What's Health Insurance Done For You Lately?
The fundamental flaw of the Affordable Care Act is the health insurance business model. From the journal "Health Affairs" (http://healthaffairs.org/blog/2012/06/26/private-insurance-is-bankruptin...)
Everyone agrees that there’s a cost crisis in the American health care system, but little attention is being paid to a major piece of the problem—enormous private insurance costs resulting in exorbitant premiums and cost-sharing for Americans. The focus instead is on Medicare’s costs. Policymakers are struggling to find ways to cut Medicare spending in order to slow the growth of the federal deficit, and some have even proposed greater (even total) reliance on the private market to reduce costs.
The private insurance system is already beginning to fall apart. Even though household spending has fallen dramatically as a share of total national health care spending (relative to spending by employers and the government), costs have risen so much that Americans are paying more for health care than they ever have. Over the last decade, health insurance costs doubled for the average family of four, and health costs ate away at real income, eliminating any wage gains that occurred.
Health insurance premiums (for both employers and workers) now amount to one-quarter of median family income and are projected to rise to 35 percent in the next decade. And these higher premiums are buying thinner and thinner coverage: We are paying more and more every time we go to the doctor or hospital – deductibles and copays have risen rapidly over the last decade. The share of workers paying a deductible greater than $1,000 has risen from 10 percent to over 30 percent since 2006.
Costs are rising for employers as well, and the share of workers who even receive insurance from their employer is plummeting, having fallen from more than 69 percent to 61 percent in the last 10 years. Meanwhile, fewer large employers continue to offer supplemental coverage to retirees.

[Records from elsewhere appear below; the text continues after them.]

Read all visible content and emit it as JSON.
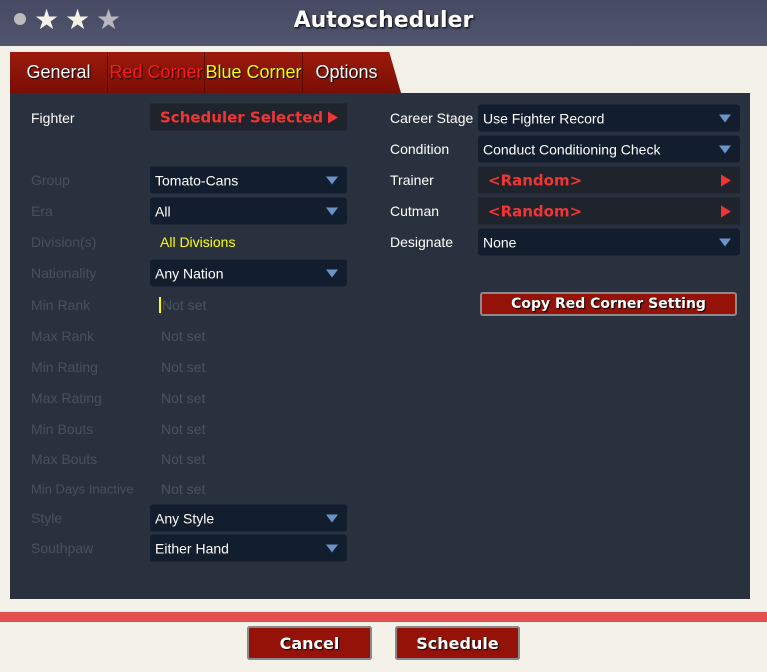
{
  "header": {
    "title": "Autoscheduler",
    "stars": [
      {
        "icon": "star-icon",
        "filled": true
      },
      {
        "icon": "star-icon",
        "filled": true
      },
      {
        "icon": "star-icon",
        "filled": false
      }
    ]
  },
  "tabs": [
    {
      "label": "General",
      "color": "#ffffff"
    },
    {
      "label": "Red Corner",
      "color": "#ff1a1a"
    },
    {
      "label": "Blue Corner",
      "color": "#ffff00"
    },
    {
      "label": "Options",
      "color": "#ffffff"
    }
  ],
  "left": {
    "fighter": {
      "label": "Fighter",
      "value": "Scheduler Selected"
    },
    "group": {
      "label": "Group",
      "value": "Tomato-Cans"
    },
    "era": {
      "label": "Era",
      "value": "All"
    },
    "division": {
      "label": "Division(s)",
      "value": "All Divisions"
    },
    "nationality": {
      "label": "Nationality",
      "value": "Any Nation"
    },
    "min_rank": {
      "label": "Min Rank",
      "placeholder": "Not set"
    },
    "max_rank": {
      "label": "Max Rank",
      "placeholder": "Not set"
    },
    "min_rating": {
      "label": "Min Rating",
      "placeholder": "Not set"
    },
    "max_rating": {
      "label": "Max Rating",
      "placeholder": "Not set"
    },
    "min_bouts": {
      "label": "Min Bouts",
      "placeholder": "Not set"
    },
    "max_bouts": {
      "label": "Max Bouts",
      "placeholder": "Not set"
    },
    "min_days_inactive": {
      "label": "Min Days Inactive",
      "placeholder": "Not set"
    },
    "style": {
      "label": "Style",
      "value": "Any Style"
    },
    "southpaw": {
      "label": "Southpaw",
      "value": "Either Hand"
    }
  },
  "right": {
    "career_stage": {
      "label": "Career Stage",
      "value": "Use Fighter Record"
    },
    "condition": {
      "label": "Condition",
      "value": "Conduct Conditioning Check"
    },
    "trainer": {
      "label": "Trainer",
      "value": "<Random>"
    },
    "cutman": {
      "label": "Cutman",
      "value": "<Random>"
    },
    "designate": {
      "label": "Designate",
      "value": "None"
    },
    "copy_button": "Copy Red Corner Setting"
  },
  "footer": {
    "cancel": "Cancel",
    "schedule": "Schedule"
  }
}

Since the early 1990s, the percentage of large employers offering retiree coverage has fallen from 40 percent to only 21 percent.

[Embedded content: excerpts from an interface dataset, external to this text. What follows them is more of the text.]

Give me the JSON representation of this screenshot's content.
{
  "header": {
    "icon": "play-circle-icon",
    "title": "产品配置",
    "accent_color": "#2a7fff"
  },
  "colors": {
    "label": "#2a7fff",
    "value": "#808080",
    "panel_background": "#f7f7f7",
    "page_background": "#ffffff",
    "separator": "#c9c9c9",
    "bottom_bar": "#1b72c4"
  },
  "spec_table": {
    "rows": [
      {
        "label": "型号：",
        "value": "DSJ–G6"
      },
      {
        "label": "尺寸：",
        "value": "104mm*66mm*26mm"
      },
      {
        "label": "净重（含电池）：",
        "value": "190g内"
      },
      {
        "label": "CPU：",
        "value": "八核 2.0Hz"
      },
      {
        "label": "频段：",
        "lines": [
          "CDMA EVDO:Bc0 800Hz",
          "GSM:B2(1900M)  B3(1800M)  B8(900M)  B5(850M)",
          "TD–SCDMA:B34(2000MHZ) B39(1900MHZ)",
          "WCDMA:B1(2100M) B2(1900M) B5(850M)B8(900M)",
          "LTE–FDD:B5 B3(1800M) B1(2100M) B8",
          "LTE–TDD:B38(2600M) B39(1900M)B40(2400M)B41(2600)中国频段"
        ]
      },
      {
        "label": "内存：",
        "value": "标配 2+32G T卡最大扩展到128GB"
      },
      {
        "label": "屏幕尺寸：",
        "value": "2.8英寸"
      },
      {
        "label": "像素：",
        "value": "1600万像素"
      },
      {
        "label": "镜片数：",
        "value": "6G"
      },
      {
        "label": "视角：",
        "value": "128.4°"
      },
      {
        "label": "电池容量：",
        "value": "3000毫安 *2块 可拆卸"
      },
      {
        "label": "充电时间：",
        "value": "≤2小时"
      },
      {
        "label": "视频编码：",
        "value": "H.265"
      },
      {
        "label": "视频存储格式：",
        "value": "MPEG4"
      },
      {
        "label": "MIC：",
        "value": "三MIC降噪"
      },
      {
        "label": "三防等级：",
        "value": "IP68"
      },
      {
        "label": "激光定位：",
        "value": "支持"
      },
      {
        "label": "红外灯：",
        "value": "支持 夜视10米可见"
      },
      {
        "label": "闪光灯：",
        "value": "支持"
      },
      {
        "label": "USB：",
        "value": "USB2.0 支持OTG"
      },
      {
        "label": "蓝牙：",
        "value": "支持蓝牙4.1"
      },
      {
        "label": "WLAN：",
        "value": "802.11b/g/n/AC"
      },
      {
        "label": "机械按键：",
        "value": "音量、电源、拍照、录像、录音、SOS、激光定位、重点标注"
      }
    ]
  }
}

Ballooning costs in the private insurance market are all the more concerning because they drive up the prices facing Medicare. According to Glenn Hackbarth, chairman of the Medicare Payment Advisory Commission (MedPAC), the inability of private insurers to control prices is responsible for the constant upward drift of health care costs that is putting fiscal pressure on Medicare.
Shifting Americans with Medicare into private pools is not a serious solution to the rising cost of health care, given the far higher costs in the private sector. Privatizing Medicare, or even raising the age of eligibility and forcing more of our parents and grandparents into the commercial market, would actually raise overall costs, and it would only save the government money by forcing more of the cost burden onto people who cannot afford it.
The private health insurance system is the problem. It can not be the solution. It is Obama's (and Romney's) folly to force people to buy this wasteful, defective product. We should be looking for ways to eliminate the health insurance business model, not prop it up with state and federal legislation.
Dr. Joe Jarvis